YOUR INSTRUCTIONS:
Pictures must be kept out of the copy. Every entry is to be duplicated exactly.

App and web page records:
##############################
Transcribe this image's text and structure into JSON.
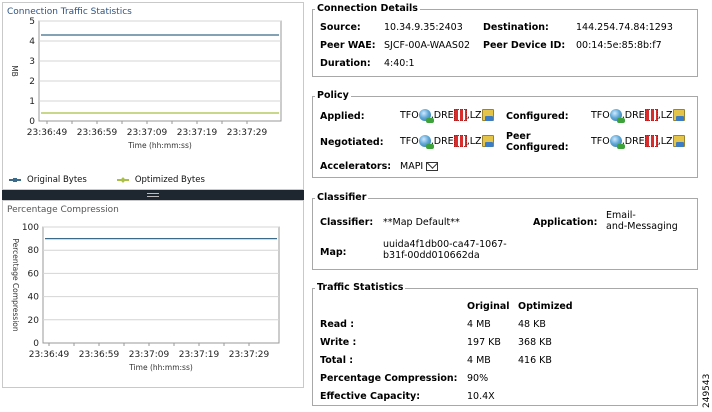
{
  "traffic_chart": {
    "title": "Connection Traffic Statistics",
    "ylabel": "MB",
    "xlabel": "Time (hh:mm:ss)",
    "legend": [
      {
        "label": "Original Bytes",
        "color": "#3a6b8a"
      },
      {
        "label": "Optimized Bytes",
        "color": "#a9bf45"
      }
    ]
  },
  "compression_chart": {
    "title": "Percentage Compression",
    "ylabel": "Percentage Compression",
    "xlabel": "Time (hh:mm:ss)"
  },
  "chart_data": [
    {
      "type": "line",
      "title": "Connection Traffic Statistics",
      "xlabel": "Time (hh:mm:ss)",
      "ylabel": "MB",
      "x": [
        "23:36:49",
        "23:36:59",
        "23:37:09",
        "23:37:19",
        "23:37:29"
      ],
      "ylim": [
        0,
        5
      ],
      "yticks": [
        0,
        1,
        2,
        3,
        4,
        5
      ],
      "series": [
        {
          "name": "Original Bytes",
          "color": "#3a6b8a",
          "values": [
            4.3,
            4.3,
            4.3,
            4.3,
            4.3
          ]
        },
        {
          "name": "Optimized Bytes",
          "color": "#a9bf45",
          "values": [
            0.4,
            0.4,
            0.4,
            0.4,
            0.4
          ]
        }
      ],
      "grid": "horizontal"
    },
    {
      "type": "line",
      "title": "Percentage Compression",
      "xlabel": "Time (hh:mm:ss)",
      "ylabel": "Percentage Compression",
      "x": [
        "23:36:49",
        "23:36:59",
        "23:37:09",
        "23:37:19",
        "23:37:29"
      ],
      "ylim": [
        0,
        100
      ],
      "yticks": [
        0,
        20,
        40,
        60,
        80,
        100
      ],
      "series": [
        {
          "color": "#3a6b8a",
          "values": [
            90,
            90,
            90,
            90,
            90
          ]
        }
      ],
      "grid": "horizontal"
    }
  ],
  "connection": {
    "title": "Connection Details",
    "source_label": "Source:",
    "source": "10.34.9.35:2403",
    "destination_label": "Destination:",
    "destination": "144.254.74.84:1293",
    "peer_waae_label": "Peer WAE:",
    "peer_waae": "SJCF-00A-WAAS02",
    "peer_id_label": "Peer Device ID:",
    "peer_id": "00:14:5e:85:8b:f7",
    "duration_label": "Duration:",
    "duration": "4:40:1"
  },
  "policy": {
    "title": "Policy",
    "applied_label": "Applied:",
    "configured_label": "Configured:",
    "negotiated_label": "Negotiated:",
    "peer_configured_label": "Peer\nConfigured:",
    "tfo": "TFO",
    "dre": ",DRE",
    "lz": ",LZ",
    "accelerators_label": "Accelerators:",
    "accelerators": "MAPI"
  },
  "classifier": {
    "title": "Classifier",
    "classifier_label": "Classifier:",
    "classifier": "**Map Default**",
    "application_label": "Application:",
    "application": "Email-\nand-Messaging",
    "map_label": "Map:",
    "map": "uuida4f1db00-ca47-1067-\nb31f-00dd010662da"
  },
  "traffic_stats": {
    "title": "Traffic Statistics",
    "col_original": "Original",
    "col_optimized": "Optimized",
    "rows": [
      {
        "label": "Read :",
        "original": "4 MB",
        "optimized": "48 KB"
      },
      {
        "label": "Write :",
        "original": "197 KB",
        "optimized": "368 KB"
      },
      {
        "label": "Total :",
        "original": "4 MB",
        "optimized": "416 KB"
      }
    ],
    "pct_label": "Percentage Compression:",
    "pct": "90%",
    "capacity_label": "Effective Capacity:",
    "capacity": "10.4X"
  },
  "figure_number": "249543"
}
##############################
OUTPUT OF THE TASK:
Transcribe this image's text and structure into JSON.
{
  "traffic_chart": {
    "title": "Connection Traffic Statistics",
    "ylabel": "MB",
    "xlabel": "Time (hh:mm:ss)",
    "legend": [
      {
        "label": "Original Bytes",
        "color": "#3a6b8a"
      },
      {
        "label": "Optimized Bytes",
        "color": "#a9bf45"
      }
    ]
  },
  "compression_chart": {
    "title": "Percentage Compression",
    "ylabel": "Percentage Compression",
    "xlabel": "Time (hh:mm:ss)"
  },
  "chart_data": [
    {
      "type": "line",
      "title": "Connection Traffic Statistics",
      "xlabel": "Time (hh:mm:ss)",
      "ylabel": "MB",
      "x": [
        "23:36:49",
        "23:36:59",
        "23:37:09",
        "23:37:19",
        "23:37:29"
      ],
      "ylim": [
        0,
        5
      ],
      "yticks": [
        0,
        1,
        2,
        3,
        4,
        5
      ],
      "series": [
        {
          "name": "Original Bytes",
          "color": "#3a6b8a",
          "values": [
            4.3,
            4.3,
            4.3,
            4.3,
            4.3
          ]
        },
        {
          "name": "Optimized Bytes",
          "color": "#a9bf45",
          "values": [
            0.4,
            0.4,
            0.4,
            0.4,
            0.4
          ]
        }
      ],
      "grid": "horizontal"
    },
    {
      "type": "line",
      "title": "Percentage Compression",
      "xlabel": "Time (hh:mm:ss)",
      "ylabel": "Percentage Compression",
      "x": [
        "23:36:49",
        "23:36:59",
        "23:37:09",
        "23:37:19",
        "23:37:29"
      ],
      "ylim": [
        0,
        100
      ],
      "yticks": [
        0,
        20,
        40,
        60,
        80,
        100
      ],
      "series": [
        {
          "color": "#3a6b8a",
          "values": [
            90,
            90,
            90,
            90,
            90
          ]
        }
      ],
      "grid": "horizontal"
    }
  ],
  "connection": {
    "title": "Connection Details",
    "source_label": "Source:",
    "source": "10.34.9.35:2403",
    "destination_label": "Destination:",
    "destination": "144.254.74.84:1293",
    "peer_waae_label": "Peer WAE:",
    "peer_waae": "SJCF-00A-WAAS02",
    "peer_id_label": "Peer Device ID:",
    "peer_id": "00:14:5e:85:8b:f7",
    "duration_label": "Duration:",
    "duration": "4:40:1"
  },
  "policy": {
    "title": "Policy",
    "applied_label": "Applied:",
    "configured_label": "Configured:",
    "negotiated_label": "Negotiated:",
    "peer_configured_label": "Peer\nConfigured:",
    "tfo": "TFO",
    "dre": ",DRE",
    "lz": ",LZ",
    "accelerators_label": "Accelerators:",
    "accelerators": "MAPI"
  },
  "classifier": {
    "title": "Classifier",
    "classifier_label": "Classifier:",
    "classifier": "**Map Default**",
    "application_label": "Application:",
    "application": "Email-\nand-Messaging",
    "map_label": "Map:",
    "map": "uuida4f1db00-ca47-1067-\nb31f-00dd010662da"
  },
  "traffic_stats": {
    "title": "Traffic Statistics",
    "col_original": "Original",
    "col_optimized": "Optimized",
    "rows": [
      {
        "label": "Read :",
        "original": "4 MB",
        "optimized": "48 KB"
      },
      {
        "label": "Write :",
        "original": "197 KB",
        "optimized": "368 KB"
      },
      {
        "label": "Total :",
        "original": "4 MB",
        "optimized": "416 KB"
      }
    ],
    "pct_label": "Percentage Compression:",
    "pct": "90%",
    "capacity_label": "Effective Capacity:",
    "capacity": "10.4X"
  },
  "figure_number": "249543"
}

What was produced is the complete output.